(Stored data)
╔══
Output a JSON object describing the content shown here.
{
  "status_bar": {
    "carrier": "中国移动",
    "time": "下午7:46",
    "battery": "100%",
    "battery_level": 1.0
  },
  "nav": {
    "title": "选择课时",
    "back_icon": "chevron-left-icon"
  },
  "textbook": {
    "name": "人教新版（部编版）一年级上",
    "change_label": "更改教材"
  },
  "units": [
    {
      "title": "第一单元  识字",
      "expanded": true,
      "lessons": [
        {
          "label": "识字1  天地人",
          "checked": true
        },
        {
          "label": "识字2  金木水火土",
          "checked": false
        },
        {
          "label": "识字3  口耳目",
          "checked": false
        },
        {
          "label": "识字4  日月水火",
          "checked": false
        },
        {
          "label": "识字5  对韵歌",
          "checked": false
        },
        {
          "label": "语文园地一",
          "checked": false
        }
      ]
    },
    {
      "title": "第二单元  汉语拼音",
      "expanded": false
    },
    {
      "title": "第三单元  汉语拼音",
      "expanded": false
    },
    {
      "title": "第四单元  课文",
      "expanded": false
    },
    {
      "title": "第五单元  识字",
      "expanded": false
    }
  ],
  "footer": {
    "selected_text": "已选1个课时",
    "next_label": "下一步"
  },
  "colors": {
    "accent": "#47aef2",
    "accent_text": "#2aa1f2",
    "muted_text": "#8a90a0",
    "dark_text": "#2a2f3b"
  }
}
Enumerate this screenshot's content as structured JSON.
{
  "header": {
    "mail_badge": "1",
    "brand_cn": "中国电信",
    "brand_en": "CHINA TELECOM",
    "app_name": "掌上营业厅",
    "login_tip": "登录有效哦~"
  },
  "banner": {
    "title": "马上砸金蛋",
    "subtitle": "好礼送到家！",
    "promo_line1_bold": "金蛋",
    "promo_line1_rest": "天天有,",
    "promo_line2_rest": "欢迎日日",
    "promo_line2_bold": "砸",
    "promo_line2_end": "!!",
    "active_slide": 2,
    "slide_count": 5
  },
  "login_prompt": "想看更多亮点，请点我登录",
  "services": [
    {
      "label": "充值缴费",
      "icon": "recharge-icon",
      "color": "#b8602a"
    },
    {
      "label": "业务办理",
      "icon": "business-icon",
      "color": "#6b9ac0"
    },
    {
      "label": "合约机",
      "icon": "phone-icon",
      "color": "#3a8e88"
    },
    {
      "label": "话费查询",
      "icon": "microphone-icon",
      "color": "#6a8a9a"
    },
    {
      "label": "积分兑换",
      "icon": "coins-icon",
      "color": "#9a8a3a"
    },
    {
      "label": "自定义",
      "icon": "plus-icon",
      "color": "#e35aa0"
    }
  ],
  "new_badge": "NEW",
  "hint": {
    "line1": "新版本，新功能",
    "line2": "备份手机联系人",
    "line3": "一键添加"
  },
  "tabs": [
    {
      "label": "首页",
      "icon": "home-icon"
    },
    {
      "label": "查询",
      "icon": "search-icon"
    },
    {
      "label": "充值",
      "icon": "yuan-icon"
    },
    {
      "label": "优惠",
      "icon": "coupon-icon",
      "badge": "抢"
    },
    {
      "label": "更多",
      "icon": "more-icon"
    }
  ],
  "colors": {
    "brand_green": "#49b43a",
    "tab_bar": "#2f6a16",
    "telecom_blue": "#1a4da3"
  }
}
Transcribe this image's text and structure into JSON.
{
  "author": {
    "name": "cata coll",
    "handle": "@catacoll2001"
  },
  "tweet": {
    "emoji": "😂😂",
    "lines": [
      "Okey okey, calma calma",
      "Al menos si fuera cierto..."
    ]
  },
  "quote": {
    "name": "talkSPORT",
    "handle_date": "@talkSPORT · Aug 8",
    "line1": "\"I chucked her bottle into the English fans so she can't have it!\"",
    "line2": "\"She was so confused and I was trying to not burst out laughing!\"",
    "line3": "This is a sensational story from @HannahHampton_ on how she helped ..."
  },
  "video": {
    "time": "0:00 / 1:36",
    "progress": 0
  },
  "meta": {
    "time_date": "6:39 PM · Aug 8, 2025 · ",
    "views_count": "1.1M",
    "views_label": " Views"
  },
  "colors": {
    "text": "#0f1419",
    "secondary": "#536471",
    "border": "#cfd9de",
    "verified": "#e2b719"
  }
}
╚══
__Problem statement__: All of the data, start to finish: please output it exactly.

__Expected answer__:
Output a JSON object describing the content shown here.
{
  "status_bar": {
    "carrier": "中国移动",
    "time": "下午7:46",
    "battery": "100%",
    "battery_level": 1.0
  },
  "nav": {
    "title": "选择课时",
    "back_icon": "chevron-left-icon"
  },
  "textbook": {
    "name": "人教新版（部编版）一年级上",
    "change_label": "更改教材"
  },
  "units": [
    {
      "title": "第一单元  识字",
      "expanded": true,
      "lessons": [
        {
          "label": "识字1  天地人",
          "checked": true
        },
        {
          "label": "识字2  金木水火土",
          "checked": false
        },
        {
          "label": "识字3  口耳目",
          "checked": false
        },
        {
          "label": "识字4  日月水火",
          "checked": false
        },
        {
          "label": "识字5  对韵歌",
          "checked": false
        },
        {
          "label": "语文园地一",
          "checked": false
        }
      ]
    },
    {
      "title": "第二单元  汉语拼音",
      "expanded": false
    },
    {
      "title": "第三单元  汉语拼音",
      "expanded": false
    },
    {
      "title": "第四单元  课文",
      "expanded": false
    },
    {
      "title": "第五单元  识字",
      "expanded": false
    }
  ],
  "footer": {
    "selected_text": "已选1个课时",
    "next_label": "下一步"
  },
  "colors": {
    "accent": "#47aef2",
    "accent_text": "#2aa1f2",
    "muted_text": "#8a90a0",
    "dark_text": "#2a2f3b"
  }
}
Enumerate this screenshot's content as structured JSON.
{
  "header": {
    "mail_badge": "1",
    "brand_cn": "中国电信",
    "brand_en": "CHINA TELECOM",
    "app_name": "掌上营业厅",
    "login_tip": "登录有效哦~"
  },
  "banner": {
    "title": "马上砸金蛋",
    "subtitle": "好礼送到家！",
    "promo_line1_bold": "金蛋",
    "promo_line1_rest": "天天有,",
    "promo_line2_rest": "欢迎日日",
    "promo_line2_bold": "砸",
    "promo_line2_end": "!!",
    "active_slide": 2,
    "slide_count": 5
  },
  "login_prompt": "想看更多亮点，请点我登录",
  "services": [
    {
      "label": "充值缴费",
      "icon": "recharge-icon",
      "color": "#b8602a"
    },
    {
      "label": "业务办理",
      "icon": "business-icon",
      "color": "#6b9ac0"
    },
    {
      "label": "合约机",
      "icon": "phone-icon",
      "color": "#3a8e88"
    },
    {
      "label": "话费查询",
      "icon": "microphone-icon",
      "color": "#6a8a9a"
    },
    {
      "label": "积分兑换",
      "icon": "coins-icon",
      "color": "#9a8a3a"
    },
    {
      "label": "自定义",
      "icon": "plus-icon",
      "color": "#e35aa0"
    }
  ],
  "new_badge": "NEW",
  "hint": {
    "line1": "新版本，新功能",
    "line2": "备份手机联系人",
    "line3": "一键添加"
  },
  "tabs": [
    {
      "label": "首页",
      "icon": "home-icon"
    },
    {
      "label": "查询",
      "icon": "search-icon"
    },
    {
      "label": "充值",
      "icon": "yuan-icon"
    },
    {
      "label": "优惠",
      "icon": "coupon-icon",
      "badge": "抢"
    },
    {
      "label": "更多",
      "icon": "more-icon"
    }
  ],
  "colors": {
    "brand_green": "#49b43a",
    "tab_bar": "#2f6a16",
    "telecom_blue": "#1a4da3"
  }
}
Transcribe this image's text and structure into JSON.
{
  "author": {
    "name": "cata coll",
    "handle": "@catacoll2001"
  },
  "tweet": {
    "emoji": "😂😂",
    "lines": [
      "Okey okey, calma calma",
      "Al menos si fuera cierto..."
    ]
  },
  "quote": {
    "name": "talkSPORT",
    "handle_date": "@talkSPORT · Aug 8",
    "line1": "\"I chucked her bottle into the English fans so she can't have it!\"",
    "line2": "\"She was so confused and I was trying to not burst out laughing!\"",
    "line3": "This is a sensational story from @HannahHampton_ on how she helped ..."
  },
  "video": {
    "time": "0:00 / 1:36",
    "progress": 0
  },
  "meta": {
    "time_date": "6:39 PM · Aug 8, 2025 · ",
    "views_count": "1.1M",
    "views_label": " Views"
  },
  "colors": {
    "text": "#0f1419",
    "secondary": "#536471",
    "border": "#cfd9de",
    "verified": "#e2b719"
  }
}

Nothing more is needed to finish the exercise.